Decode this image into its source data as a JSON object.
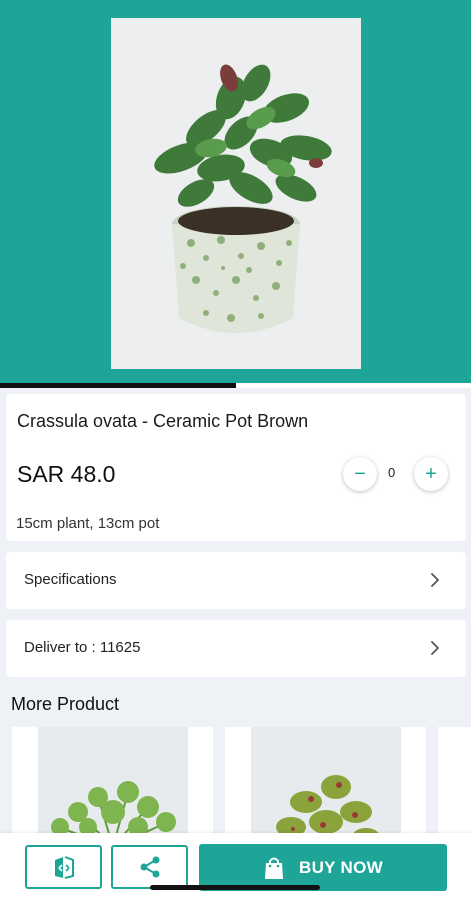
{
  "product": {
    "title": "Crassula ovata - Ceramic Pot Brown",
    "price": "SAR 48.0",
    "size_note": "15cm plant, 13cm pot",
    "image_progress": 0.5
  },
  "quantity": {
    "value": "0",
    "minus_label": "−",
    "plus_label": "+"
  },
  "rows": {
    "specifications_label": "Specifications",
    "deliver_label": "Deliver to : 11625"
  },
  "more": {
    "title": "More Product"
  },
  "actions": {
    "buy_label": "BUY NOW"
  },
  "colors": {
    "accent": "#1ea597",
    "background": "#eef1f6"
  },
  "icons": {
    "compare": "compare-icon",
    "share": "share-icon",
    "bag": "shopping-bag-icon",
    "chevron": "chevron-right-icon"
  }
}
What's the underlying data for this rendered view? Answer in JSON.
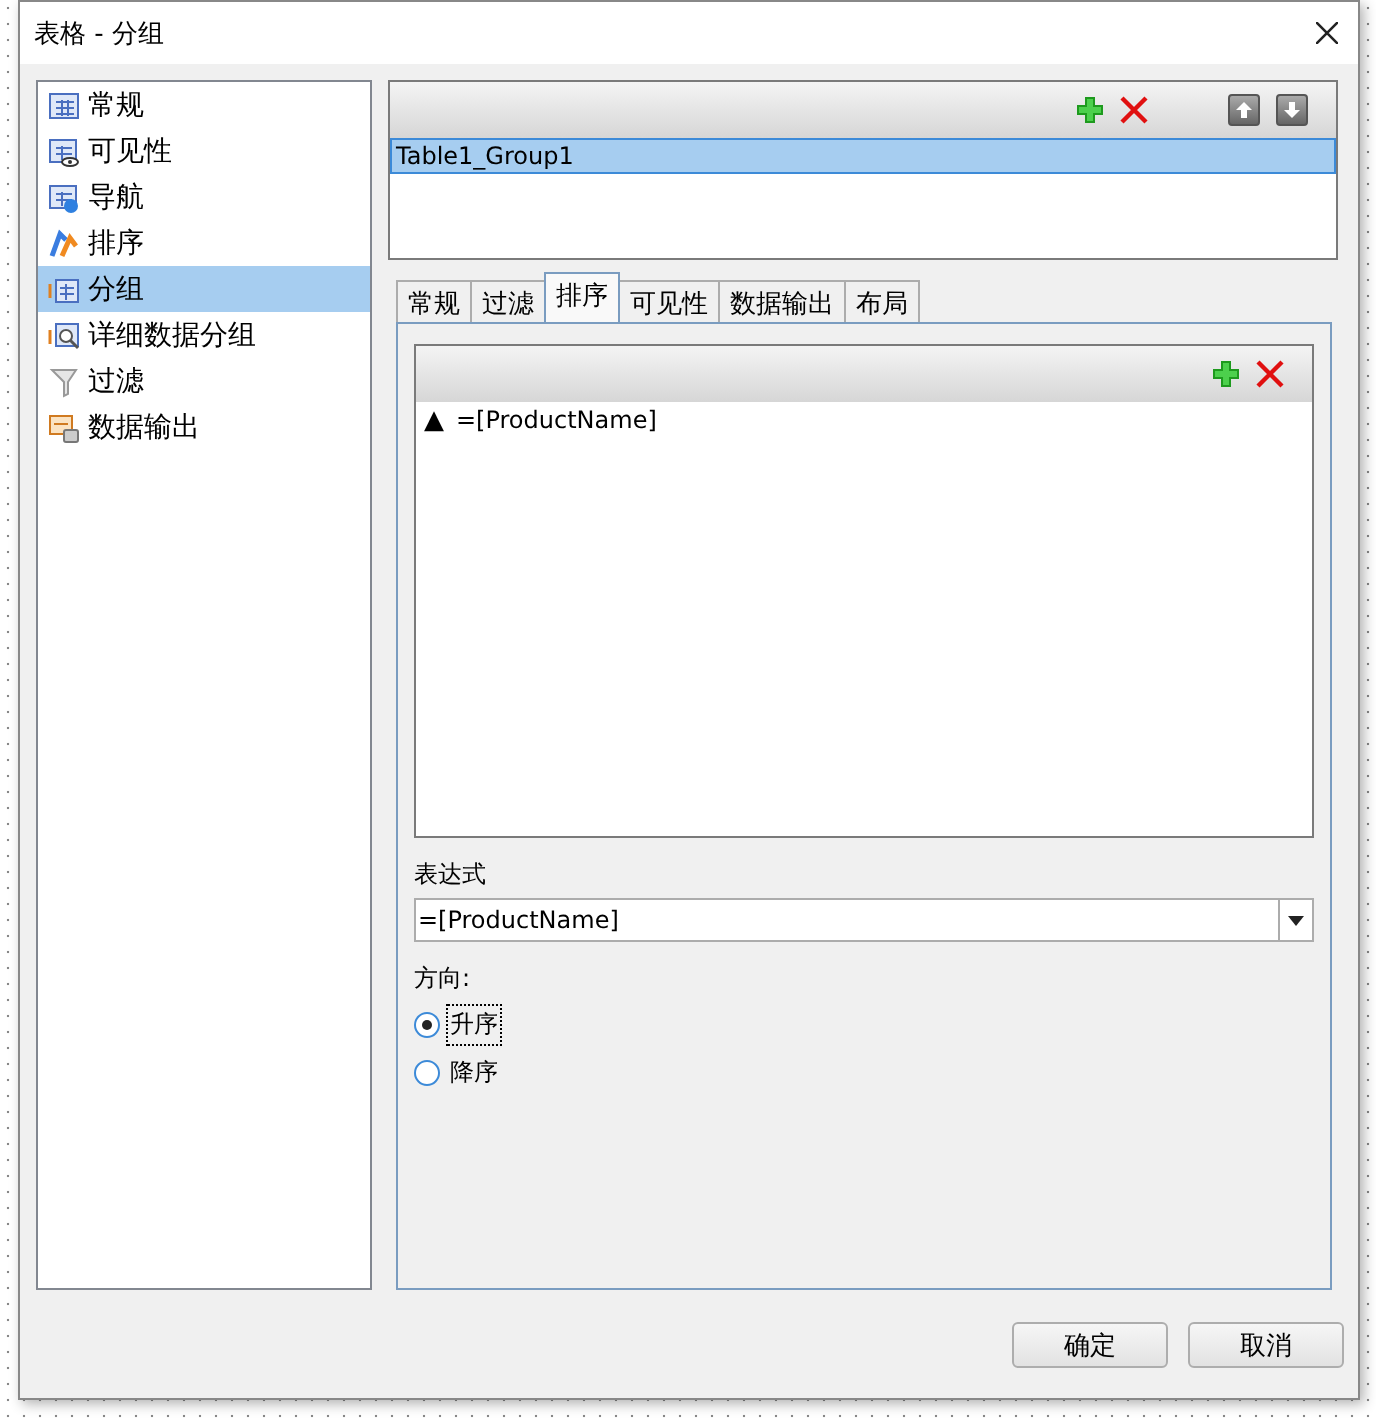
{
  "window": {
    "title": "表格 - 分组"
  },
  "sidebar": {
    "items": [
      {
        "label": "常规",
        "kind": "table",
        "selected": false
      },
      {
        "label": "可见性",
        "kind": "visibility",
        "selected": false
      },
      {
        "label": "导航",
        "kind": "navigation",
        "selected": false
      },
      {
        "label": "排序",
        "kind": "sort",
        "selected": false
      },
      {
        "label": "分组",
        "kind": "group",
        "selected": true
      },
      {
        "label": "详细数据分组",
        "kind": "detail",
        "selected": false
      },
      {
        "label": "过滤",
        "kind": "filter",
        "selected": false
      },
      {
        "label": "数据输出",
        "kind": "output",
        "selected": false
      }
    ]
  },
  "groups": {
    "items": [
      {
        "label": "Table1_Group1",
        "selected": true
      }
    ]
  },
  "tabs": [
    {
      "label": "常规",
      "selected": false
    },
    {
      "label": "过滤",
      "selected": false
    },
    {
      "label": "排序",
      "selected": true
    },
    {
      "label": "可见性",
      "selected": false
    },
    {
      "label": "数据输出",
      "selected": false
    },
    {
      "label": "布局",
      "selected": false
    }
  ],
  "sort_list": {
    "items": [
      {
        "marker": "▲",
        "expression": "=[ProductName]"
      }
    ]
  },
  "expression": {
    "label": "表达式",
    "value": "=[ProductName]"
  },
  "direction": {
    "label": "方向:",
    "options": [
      {
        "label": "升序",
        "selected": true
      },
      {
        "label": "降序",
        "selected": false
      }
    ]
  },
  "buttons": [
    "确定",
    "取消"
  ]
}
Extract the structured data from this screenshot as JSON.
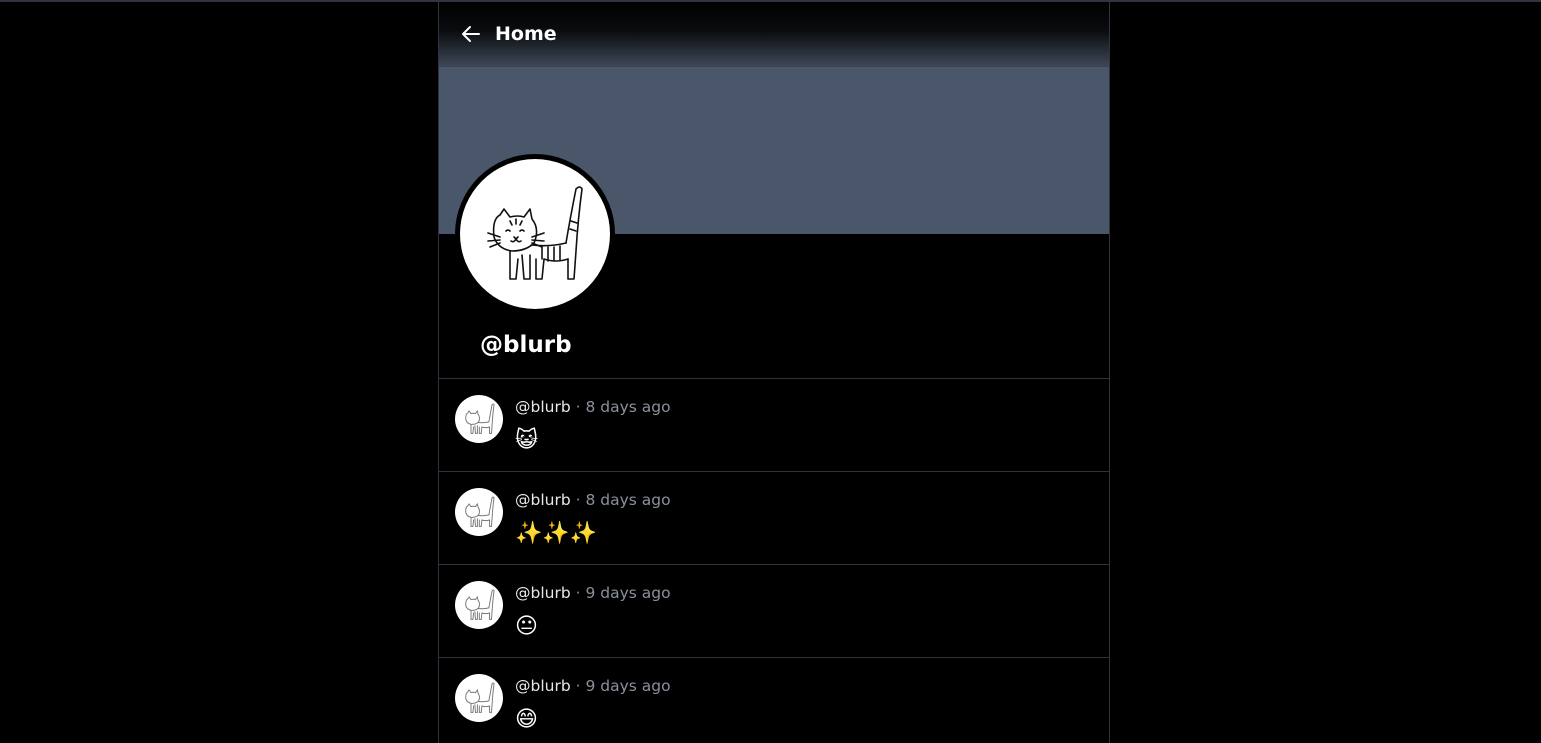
{
  "header": {
    "title": "Home",
    "back_icon": "arrow-left-icon"
  },
  "profile": {
    "handle": "@blurb",
    "avatar_icon": "cat-drawing-icon",
    "banner_color": "#4a5669"
  },
  "posts": [
    {
      "handle": "@blurb",
      "separator": "·",
      "time": "8 days ago",
      "content": "😺"
    },
    {
      "handle": "@blurb",
      "separator": "·",
      "time": "8 days ago",
      "content": "✨✨✨"
    },
    {
      "handle": "@blurb",
      "separator": "·",
      "time": "9 days ago",
      "content": "😐"
    },
    {
      "handle": "@blurb",
      "separator": "·",
      "time": "9 days ago",
      "content": "😄"
    }
  ]
}
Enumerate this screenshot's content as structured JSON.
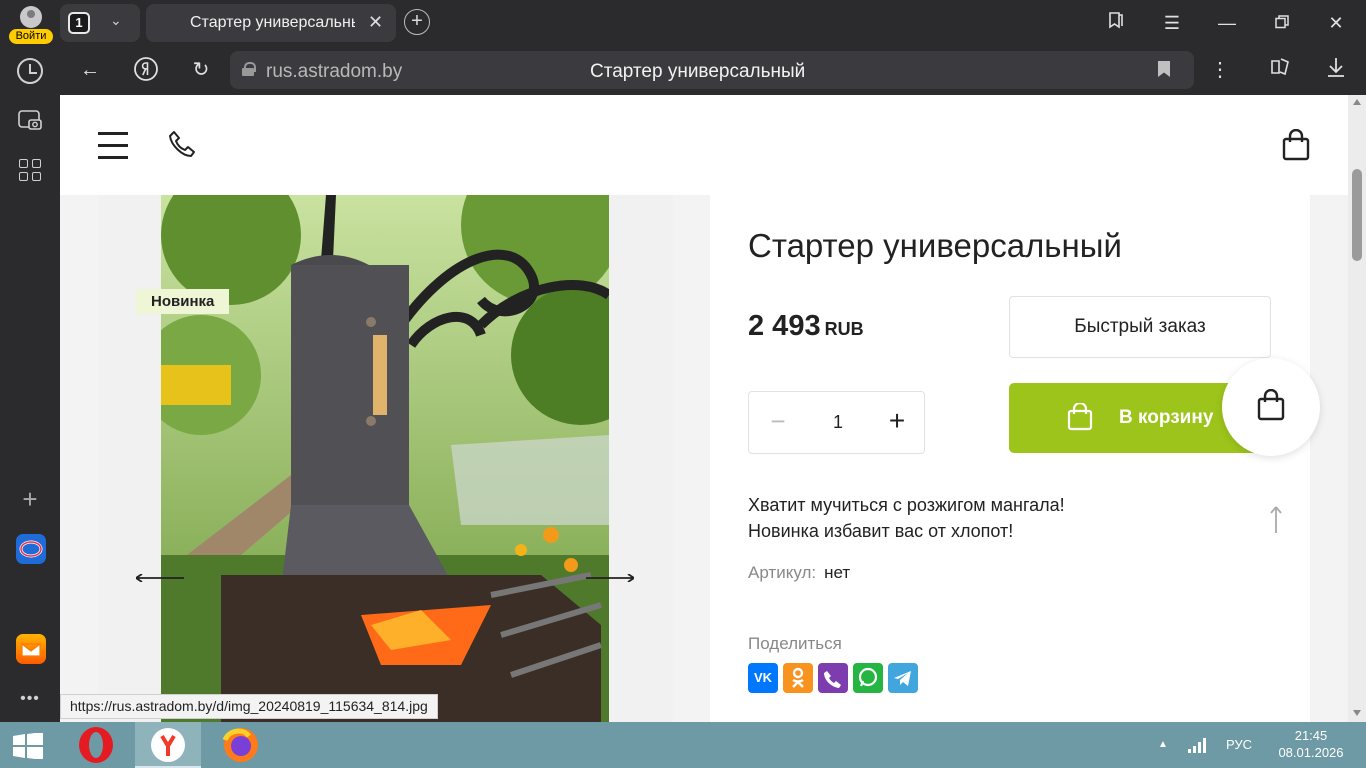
{
  "browser": {
    "profile_login": "Войти",
    "tab_count": "1",
    "tab_title": "Стартер универсальный",
    "address_domain": "rus.astradom.by",
    "address_title": "Стартер универсальный",
    "status_url": "https://rus.astradom.by/d/img_20240819_115634_814.jpg"
  },
  "product": {
    "badge": "Новинка",
    "title": "Стартер универсальный",
    "price": "2 493",
    "currency": "RUB",
    "quick_order": "Быстрый заказ",
    "quantity": "1",
    "add_to_cart": "В корзину",
    "description_line1": "Хватит мучиться с розжигом мангала!",
    "description_line2": "Новинка избавит вас от хлопот!",
    "sku_label": "Артикул:",
    "sku_value": "нет",
    "share_label": "Поделиться",
    "socials": [
      "vk-icon",
      "odnoklassniki-icon",
      "viber-icon",
      "whatsapp-icon",
      "telegram-icon"
    ]
  },
  "taskbar": {
    "lang": "РУС",
    "time": "21:45",
    "date": "08.01.2026"
  },
  "colors": {
    "accent_green": "#9dc41b",
    "badge_bg": "#eef6d6",
    "taskbar": "#6d9aa4",
    "chrome": "#2b2b2e"
  }
}
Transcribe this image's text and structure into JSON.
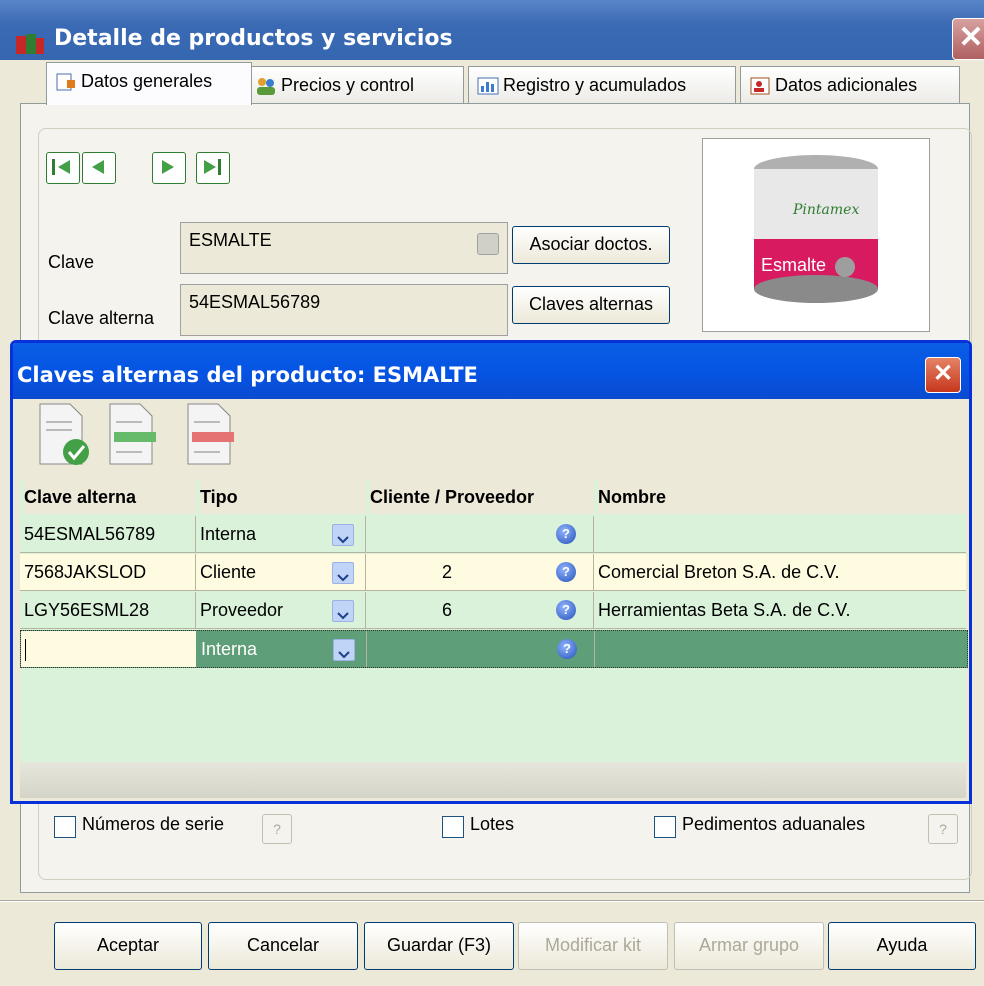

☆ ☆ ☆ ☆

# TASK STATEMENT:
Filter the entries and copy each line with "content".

# ANSWER SECTION:
      "content": "😺"
      "content": "✨✨✨"
      "content": "😐"
      "content": "😄"
Enumerate this screenshot's content as structured JSON.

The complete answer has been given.